Just Kids is essentially the story of Smith’s (with Mapplethorpe as an inspiration) dedication to becoming a successful artist and her single minded pursuit of this is entirely admirable. She leaves home at an early age and lives on the street (where she meets Mapplethorpe) to follow her muse and works at all sorts of menial jobs to support them in their art. There is never really any doubt that they will become hugely successful and he eventually does as a photographer (the famous photo on the cover of Horses is his) while she takes the spotlight as a performing artist. But nothing is fortutious, it all comes from immense dedication to their choosen path in life and surrounding themselves with people of like mind. Lennye Kaye, for example, the guitarist who will play such an important role in her band, she meets because she reads an article that he has written and goes to the trouble of seeking him out to introduce herself.
I played Horses for the first time in decades after reading the book and it was even better than I remembered. Can’t say I thought much of the poetry in the book though.
And the book is supposed to centre on the great love of her life, Robert Mapplethorpe, but one constantly suspects that the great love of Patti’s life might be Patti. But that wouldn’t be unusual in artists .. Patti’s description of going to Mapplethorpe’s funeral:
“On the twenty-second of May, Fred and I attended the service at the Whitney Museum. Fred wore a suit of indigo gabardine with a burgandy tie. I wore my Easter dress of black silk velvet with a white lace collar.”
The criticism of the book I would have is that while it is embued with an “art for art sakes” philosophy the intellectual underpinnings of this are never elaborated and the major events of a very tumultuous political period breeze right past Smith. She herself writes that she can never find anything to say about them .. but the question remains “what makes what she does have to say important?” This is never addressed.

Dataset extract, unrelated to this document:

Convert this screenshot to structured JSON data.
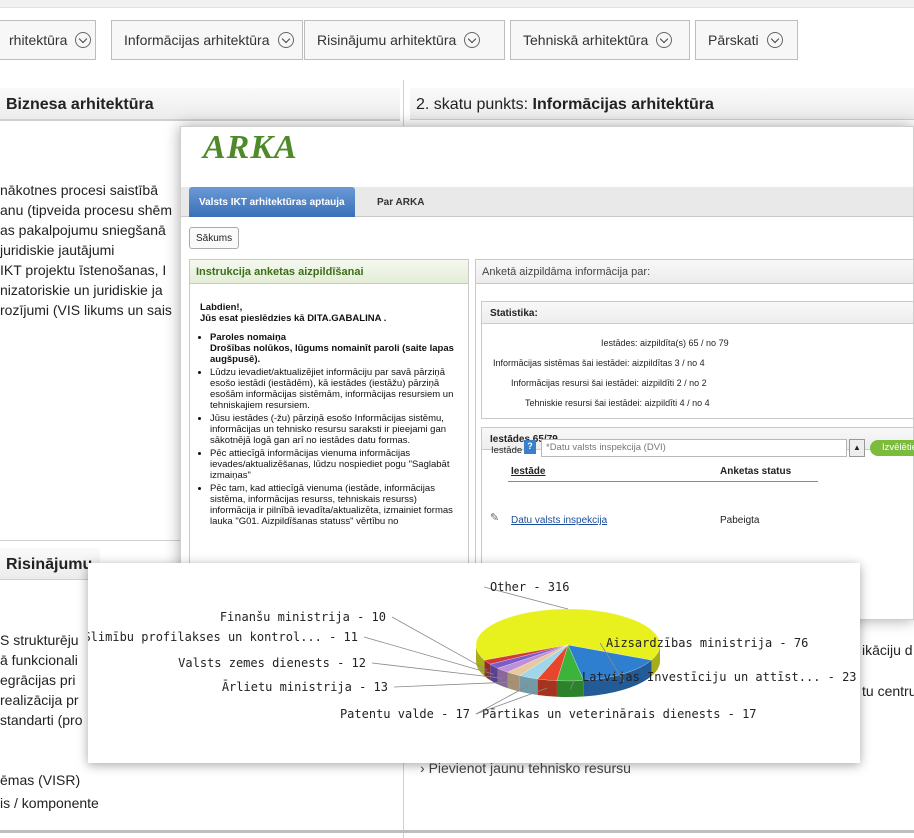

But for all that it is book I recommend.
As there is strength
a deep control
a calla flare
there is a steady hand
adjusting child lace
and bravery’s face
in veil inviolate
there is a steady hand
adept in heavens skin
spending into black
where pure hearts
Sam Lord 13.4.2011
More recommendations for April reading, and book chat, on our Political World thread here –
FIVE and Sam Lord 13.4.2011